The entity carries out its missionary activity in countries such as Equatorial Guinea and Mozambique. There they have evangelization projects, church planting, leadership training, and discipleship, as well as working in schools, integration centers and other social and welfare projects. However, as in the case of Emsimisión, the Baptist organization has canceled all of the missionary trips planned for the coming months.
A TIME OF SABBATICAL AND OPPORTUNITY
This obstacle, however, is an opportunity for a time of reflection in the field of missions. A “sabbatical” time - as defined by Ágape - that allows us to assess what is being done well and what needs to be changed, what new approaches should be taken. Undoubtedly, this situation has forced them to take undesirable measures, such as not being able to open the hostel they manage on the Camino de Santiago, where they serve and witness to thousands of people every year. The Pilgrim's Fountain was scheduled to open on April 7, but they have delayed the opening until May 30.

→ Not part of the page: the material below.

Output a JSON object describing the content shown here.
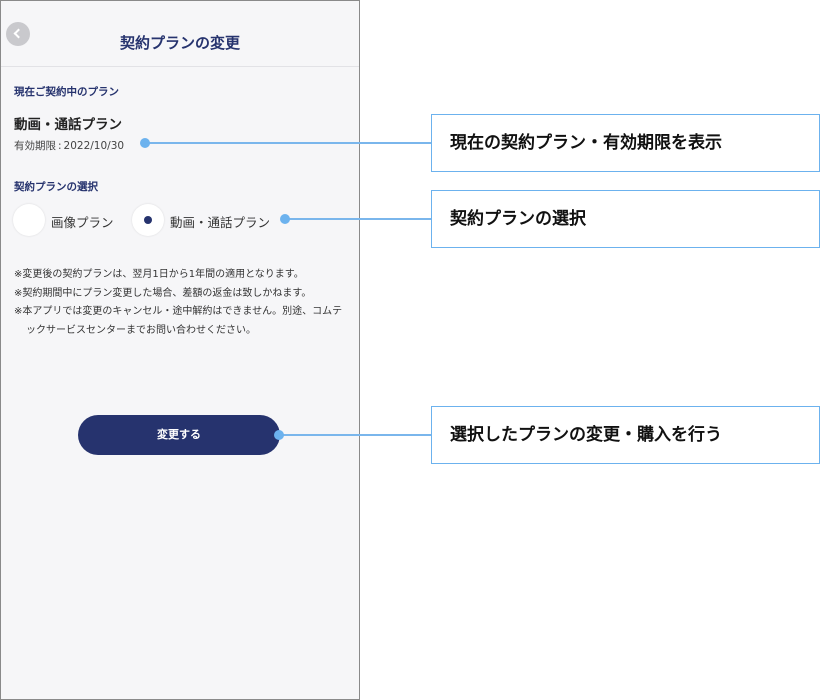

Something that everyone agrees on is that the Covid-19 is going to leave a different world and that is something that the Church has to understand. "We understand that in this time of crisis, challenge and suffering for this world, the church and its mission must be even more present among those who suffer and are sick, especially in the most needy places and countries", concluded Jorge Pérez. Along the same lines, Javier García, director of Ágape Europa, has shared that the projects to assist people in situations of greater vulnerability will continue, in collaboration with local governments and qualified personnel.

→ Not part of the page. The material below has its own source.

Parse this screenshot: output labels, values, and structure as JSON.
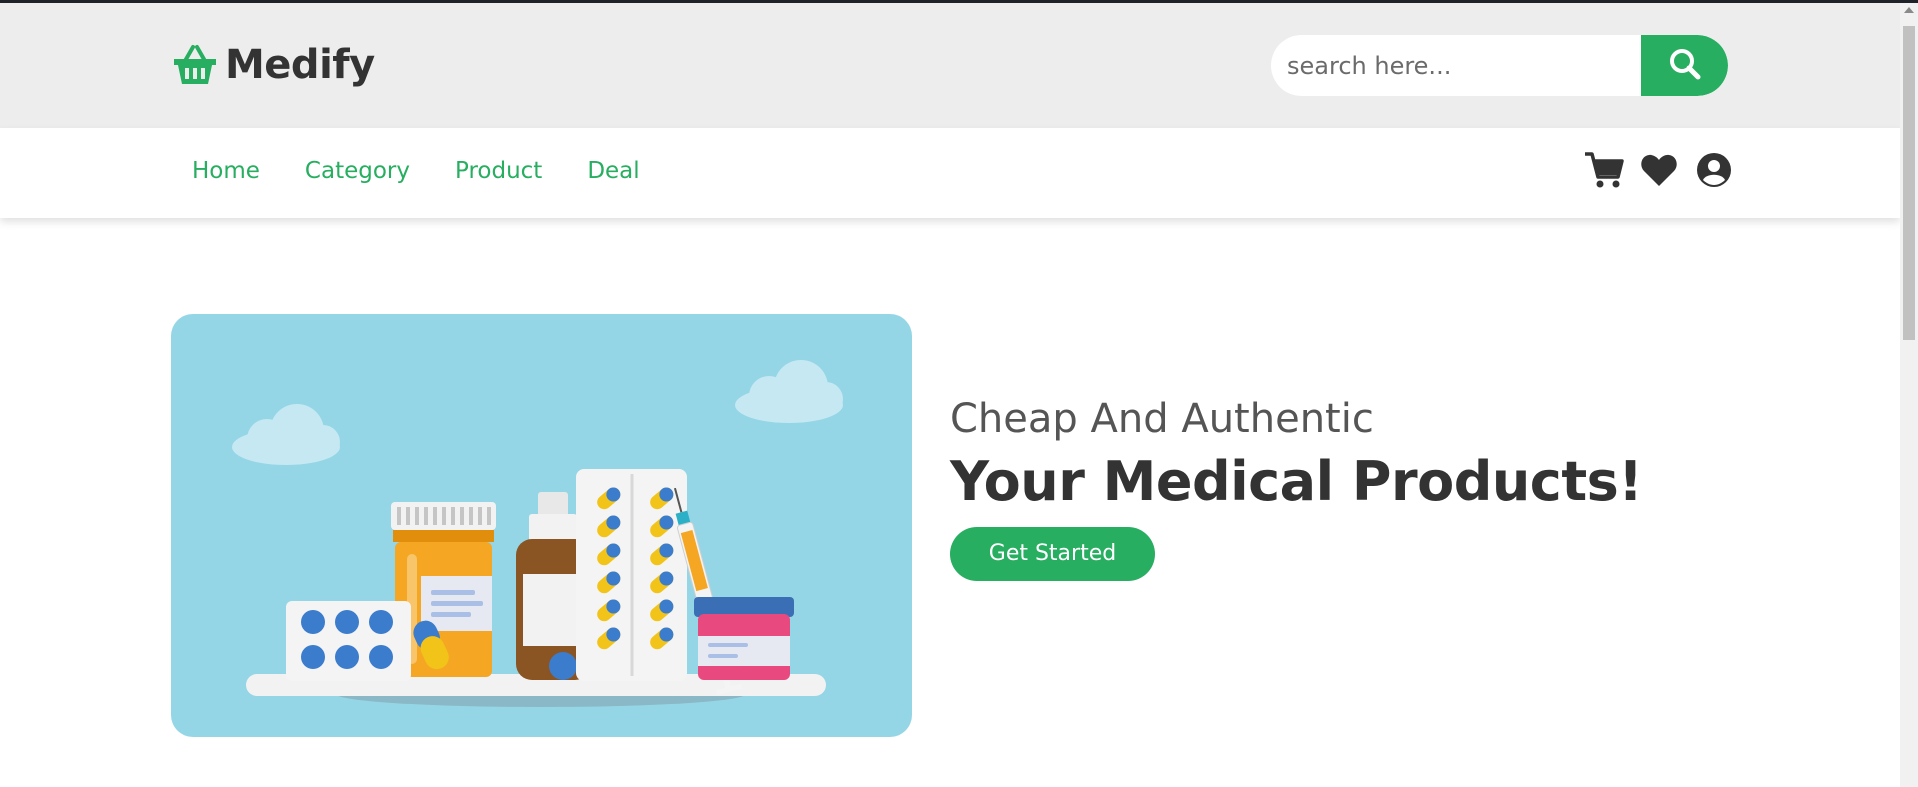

US MISSION TRIPS SUSPENDED
The coronavirus crisis, which is now taking hold in the United States with force, has also forced the cancellation of practically all the missionary trips planned for the coming months originating from the US. According to analysts’ data, US churches send 1.6 million people each year on these short-term mission trips, a number that will be significantly reduced this year.
According to Christianity Today, organizations such as Cru or the Southern Baptist Convention, send the most North American missionaries abroad on short-term programs. Both have decided to cancel them all. In addition, they have asked those who are currently serving in programs outside the borders of the United States, to return home as soon as possible.
Missionary organizations believe that this situation will not only have a short-term impact, but fear that it will also have long-term effects. They believe that these short-term trips give a large number of people a heart for the mission field. Without these types of projects, they fear that there will be fewer people willing to consider missions in the long term and that there will be a decrease in the donations that support missions.